New College alumnus Richard Bond (1973)

Dr. Bond started his career at the University of Toronto where he got a degree in mathematics and physics in 1973. He moved to California and studied at the California Institute of Technology (Caltech), getting a master’s degree in theoretical physics in 1975 and then a doctorate in 1979. He returned to Toronto in 1985, where he has since helped establish Canada as a world centre for cosmology. He is the current Director of the Canadian Institute for Advanced Research’s (CIAR’s) Cosmology & Gravity Program, and helped found the Canadian Institute for Theoretical Astrophysics (CITA). In recognition of these achievements, he was made an Officer of the Order of Canada in September 2005.      

Describe yourself in 50 words or less.

This was my answer to a Grade 6 student query asking much the same: I wanted to be a writer but felt you had to go to the edge of what people knew first before you could write anything, and that meant the physics (and mathematics) of the Universe.
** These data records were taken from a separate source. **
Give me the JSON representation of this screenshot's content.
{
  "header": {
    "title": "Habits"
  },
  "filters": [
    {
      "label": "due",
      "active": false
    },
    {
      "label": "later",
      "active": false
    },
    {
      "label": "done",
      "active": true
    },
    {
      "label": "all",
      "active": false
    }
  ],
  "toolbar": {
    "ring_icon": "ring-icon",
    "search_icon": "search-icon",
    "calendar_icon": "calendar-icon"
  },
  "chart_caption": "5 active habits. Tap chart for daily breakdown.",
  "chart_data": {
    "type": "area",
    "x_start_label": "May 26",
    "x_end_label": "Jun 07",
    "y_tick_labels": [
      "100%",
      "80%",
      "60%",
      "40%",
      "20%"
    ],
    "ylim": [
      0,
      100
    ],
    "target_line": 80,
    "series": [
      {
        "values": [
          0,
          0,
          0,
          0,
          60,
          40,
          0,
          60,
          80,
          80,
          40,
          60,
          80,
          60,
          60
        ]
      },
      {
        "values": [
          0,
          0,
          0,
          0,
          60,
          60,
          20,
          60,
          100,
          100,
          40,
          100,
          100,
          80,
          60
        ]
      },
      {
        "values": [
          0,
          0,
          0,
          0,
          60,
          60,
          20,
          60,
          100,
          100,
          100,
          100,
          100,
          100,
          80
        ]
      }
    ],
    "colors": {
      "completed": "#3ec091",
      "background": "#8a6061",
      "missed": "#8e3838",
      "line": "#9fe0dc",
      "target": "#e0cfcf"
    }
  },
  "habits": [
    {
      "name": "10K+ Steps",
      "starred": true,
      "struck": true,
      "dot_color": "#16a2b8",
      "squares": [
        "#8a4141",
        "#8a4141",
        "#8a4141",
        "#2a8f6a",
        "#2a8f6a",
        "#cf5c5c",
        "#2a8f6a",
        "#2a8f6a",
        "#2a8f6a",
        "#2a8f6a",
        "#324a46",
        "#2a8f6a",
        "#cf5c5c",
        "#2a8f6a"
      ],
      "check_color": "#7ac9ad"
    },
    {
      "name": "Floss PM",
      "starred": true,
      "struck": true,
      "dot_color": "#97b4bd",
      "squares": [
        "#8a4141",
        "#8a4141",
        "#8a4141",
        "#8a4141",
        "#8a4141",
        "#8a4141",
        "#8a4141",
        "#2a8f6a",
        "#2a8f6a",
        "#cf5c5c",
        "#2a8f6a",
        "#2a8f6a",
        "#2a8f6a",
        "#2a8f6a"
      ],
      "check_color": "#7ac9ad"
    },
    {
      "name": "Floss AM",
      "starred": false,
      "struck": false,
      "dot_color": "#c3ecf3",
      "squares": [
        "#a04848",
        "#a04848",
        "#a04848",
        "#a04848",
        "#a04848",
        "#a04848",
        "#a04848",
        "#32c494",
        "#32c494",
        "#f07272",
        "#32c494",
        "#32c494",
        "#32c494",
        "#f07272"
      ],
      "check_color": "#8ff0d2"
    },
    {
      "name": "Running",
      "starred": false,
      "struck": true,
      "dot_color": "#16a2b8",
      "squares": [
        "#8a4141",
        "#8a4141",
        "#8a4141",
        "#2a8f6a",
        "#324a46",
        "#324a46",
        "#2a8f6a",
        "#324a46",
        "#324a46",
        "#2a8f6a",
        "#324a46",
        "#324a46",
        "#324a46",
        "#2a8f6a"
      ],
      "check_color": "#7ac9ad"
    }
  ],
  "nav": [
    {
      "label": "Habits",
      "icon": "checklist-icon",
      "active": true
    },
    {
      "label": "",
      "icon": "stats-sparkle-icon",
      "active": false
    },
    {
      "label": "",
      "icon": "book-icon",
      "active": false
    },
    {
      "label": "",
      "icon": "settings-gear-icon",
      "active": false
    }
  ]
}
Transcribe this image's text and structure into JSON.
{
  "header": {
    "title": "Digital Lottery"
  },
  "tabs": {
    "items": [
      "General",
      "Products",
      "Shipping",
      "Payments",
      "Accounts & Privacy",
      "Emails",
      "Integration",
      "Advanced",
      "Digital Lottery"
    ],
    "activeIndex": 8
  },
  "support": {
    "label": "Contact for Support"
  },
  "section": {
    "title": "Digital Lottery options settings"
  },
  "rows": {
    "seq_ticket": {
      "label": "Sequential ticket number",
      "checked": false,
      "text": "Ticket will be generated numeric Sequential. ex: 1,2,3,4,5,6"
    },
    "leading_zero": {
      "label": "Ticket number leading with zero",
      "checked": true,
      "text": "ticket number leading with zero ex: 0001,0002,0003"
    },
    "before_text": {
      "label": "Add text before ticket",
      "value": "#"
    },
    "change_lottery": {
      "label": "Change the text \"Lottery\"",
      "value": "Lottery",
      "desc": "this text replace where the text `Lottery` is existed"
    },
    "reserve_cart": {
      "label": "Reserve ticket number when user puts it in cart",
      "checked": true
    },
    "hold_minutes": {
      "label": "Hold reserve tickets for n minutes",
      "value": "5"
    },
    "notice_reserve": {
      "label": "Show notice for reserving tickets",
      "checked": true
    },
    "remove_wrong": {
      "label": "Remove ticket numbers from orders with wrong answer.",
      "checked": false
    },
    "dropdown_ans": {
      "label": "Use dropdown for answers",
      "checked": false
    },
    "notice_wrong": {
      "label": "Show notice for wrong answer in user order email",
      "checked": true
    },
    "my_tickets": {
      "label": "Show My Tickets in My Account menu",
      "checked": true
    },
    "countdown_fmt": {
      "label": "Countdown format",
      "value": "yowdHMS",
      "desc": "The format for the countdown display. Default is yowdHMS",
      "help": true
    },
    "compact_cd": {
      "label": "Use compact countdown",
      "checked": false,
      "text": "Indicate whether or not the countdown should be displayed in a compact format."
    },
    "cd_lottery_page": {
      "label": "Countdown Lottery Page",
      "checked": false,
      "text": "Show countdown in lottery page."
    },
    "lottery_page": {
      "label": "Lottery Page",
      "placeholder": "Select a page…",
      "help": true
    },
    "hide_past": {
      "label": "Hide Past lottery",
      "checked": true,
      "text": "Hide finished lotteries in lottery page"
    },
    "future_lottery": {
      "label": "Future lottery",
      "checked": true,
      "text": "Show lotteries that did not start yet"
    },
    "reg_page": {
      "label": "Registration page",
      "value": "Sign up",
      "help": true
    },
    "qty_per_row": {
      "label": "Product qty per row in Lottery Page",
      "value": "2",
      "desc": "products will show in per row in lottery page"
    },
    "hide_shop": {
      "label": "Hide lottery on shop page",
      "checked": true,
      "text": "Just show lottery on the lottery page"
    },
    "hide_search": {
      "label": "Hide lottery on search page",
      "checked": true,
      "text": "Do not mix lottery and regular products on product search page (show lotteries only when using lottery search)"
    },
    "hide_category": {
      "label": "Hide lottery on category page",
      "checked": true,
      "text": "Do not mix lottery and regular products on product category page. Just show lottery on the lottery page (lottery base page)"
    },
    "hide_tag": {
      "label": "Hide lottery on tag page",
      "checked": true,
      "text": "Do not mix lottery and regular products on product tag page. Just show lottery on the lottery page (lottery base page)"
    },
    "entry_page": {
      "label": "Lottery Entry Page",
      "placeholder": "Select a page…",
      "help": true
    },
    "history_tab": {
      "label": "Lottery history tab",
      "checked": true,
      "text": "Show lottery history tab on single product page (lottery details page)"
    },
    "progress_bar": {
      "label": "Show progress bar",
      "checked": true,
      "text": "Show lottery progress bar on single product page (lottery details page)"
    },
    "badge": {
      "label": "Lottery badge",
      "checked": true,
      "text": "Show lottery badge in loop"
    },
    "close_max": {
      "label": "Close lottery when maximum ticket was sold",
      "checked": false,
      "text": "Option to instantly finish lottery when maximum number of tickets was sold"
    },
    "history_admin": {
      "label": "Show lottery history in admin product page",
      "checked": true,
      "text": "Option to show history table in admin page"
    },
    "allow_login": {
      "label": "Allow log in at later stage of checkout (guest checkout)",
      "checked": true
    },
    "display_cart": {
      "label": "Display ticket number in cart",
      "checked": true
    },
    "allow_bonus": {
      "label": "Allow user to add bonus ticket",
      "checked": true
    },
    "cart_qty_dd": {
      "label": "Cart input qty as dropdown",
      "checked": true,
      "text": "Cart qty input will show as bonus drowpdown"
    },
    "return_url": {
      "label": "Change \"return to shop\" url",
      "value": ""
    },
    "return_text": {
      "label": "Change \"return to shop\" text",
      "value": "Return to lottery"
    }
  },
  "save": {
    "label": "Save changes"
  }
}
I guess I have never gotten out of that learning phase, the questions we ask and sometimes answer are profound and grand, and our thinking about what it means continues to drive me; and I do write about it, but in scientific papers.

What was New College like when you came?

I commuted, then lived up the street, so it was cafeteria and the innovative math tutoring that I remember most, staffed by students who could deal with the hard questions as well as the easier ones.

How did your academic and social experience at the University/College prepare you for life and your career?

Learning physics is like going up a ladder, and the four UofT years were the enjoyable rungs between high school and grad school.

What was important to you then – what is important now? 

Understanding the Universe, with its accompanying intellectual and social joys, then and now.

What are your major accomplishments and who had the most influence on your Career? 

We are in the Golden Age of Cosmology and I have helped to develop the tale. Although I got to develop myself as a graduate student, the biggest influence was my PhD Supervisor at Caltech, Nobel Laureate Willy Fowler, a remarkable Being in all senses of the word.

In your personal or professional life, what are you most looking forward to?

Continuing the quest for meaning in all senses of the word.

Do you have any final comments?

Nothing is ever final. Works in progress.